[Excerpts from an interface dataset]
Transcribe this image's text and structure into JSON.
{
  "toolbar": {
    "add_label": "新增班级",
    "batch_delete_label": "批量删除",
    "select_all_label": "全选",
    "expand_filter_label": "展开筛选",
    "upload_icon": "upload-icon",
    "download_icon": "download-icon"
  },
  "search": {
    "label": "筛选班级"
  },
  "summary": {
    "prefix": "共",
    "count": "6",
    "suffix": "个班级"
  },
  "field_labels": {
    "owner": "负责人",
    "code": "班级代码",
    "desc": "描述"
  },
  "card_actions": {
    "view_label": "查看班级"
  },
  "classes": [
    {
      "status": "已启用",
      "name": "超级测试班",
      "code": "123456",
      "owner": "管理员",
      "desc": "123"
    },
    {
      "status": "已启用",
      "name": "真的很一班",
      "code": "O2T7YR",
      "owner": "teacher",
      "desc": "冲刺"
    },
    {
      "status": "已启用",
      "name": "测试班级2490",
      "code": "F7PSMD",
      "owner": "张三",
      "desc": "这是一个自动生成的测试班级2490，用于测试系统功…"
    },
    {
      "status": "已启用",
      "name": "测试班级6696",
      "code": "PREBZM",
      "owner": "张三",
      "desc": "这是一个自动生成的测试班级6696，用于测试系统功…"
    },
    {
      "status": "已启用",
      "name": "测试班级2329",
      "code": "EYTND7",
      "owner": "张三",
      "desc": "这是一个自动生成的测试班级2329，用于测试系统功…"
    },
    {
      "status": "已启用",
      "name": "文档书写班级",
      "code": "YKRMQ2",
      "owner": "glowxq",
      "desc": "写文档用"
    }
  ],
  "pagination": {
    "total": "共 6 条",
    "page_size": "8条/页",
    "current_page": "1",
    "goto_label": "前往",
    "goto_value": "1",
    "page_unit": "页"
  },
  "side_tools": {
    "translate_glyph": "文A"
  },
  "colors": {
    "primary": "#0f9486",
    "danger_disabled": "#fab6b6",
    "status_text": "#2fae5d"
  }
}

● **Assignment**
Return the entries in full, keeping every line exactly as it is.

● **Output for this exercise**
Transcribe this image's text and structure into JSON.
{
  "toolbar": {
    "add_label": "新增班级",
    "batch_delete_label": "批量删除",
    "select_all_label": "全选",
    "expand_filter_label": "展开筛选",
    "upload_icon": "upload-icon",
    "download_icon": "download-icon"
  },
  "search": {
    "label": "筛选班级"
  },
  "summary": {
    "prefix": "共",
    "count": "6",
    "suffix": "个班级"
  },
  "field_labels": {
    "owner": "负责人",
    "code": "班级代码",
    "desc": "描述"
  },
  "card_actions": {
    "view_label": "查看班级"
  },
  "classes": [
    {
      "status": "已启用",
      "name": "超级测试班",
      "code": "123456",
      "owner": "管理员",
      "desc": "123"
    },
    {
      "status": "已启用",
      "name": "真的很一班",
      "code": "O2T7YR",
      "owner": "teacher",
      "desc": "冲刺"
    },
    {
      "status": "已启用",
      "name": "测试班级2490",
      "code": "F7PSMD",
      "owner": "张三",
      "desc": "这是一个自动生成的测试班级2490，用于测试系统功…"
    },
    {
      "status": "已启用",
      "name": "测试班级6696",
      "code": "PREBZM",
      "owner": "张三",
      "desc": "这是一个自动生成的测试班级6696，用于测试系统功…"
    },
    {
      "status": "已启用",
      "name": "测试班级2329",
      "code": "EYTND7",
      "owner": "张三",
      "desc": "这是一个自动生成的测试班级2329，用于测试系统功…"
    },
    {
      "status": "已启用",
      "name": "文档书写班级",
      "code": "YKRMQ2",
      "owner": "glowxq",
      "desc": "写文档用"
    }
  ],
  "pagination": {
    "total": "共 6 条",
    "page_size": "8条/页",
    "current_page": "1",
    "goto_label": "前往",
    "goto_value": "1",
    "page_unit": "页"
  },
  "side_tools": {
    "translate_glyph": "文A"
  },
  "colors": {
    "primary": "#0f9486",
    "danger_disabled": "#fab6b6",
    "status_text": "#2fae5d"
  }
}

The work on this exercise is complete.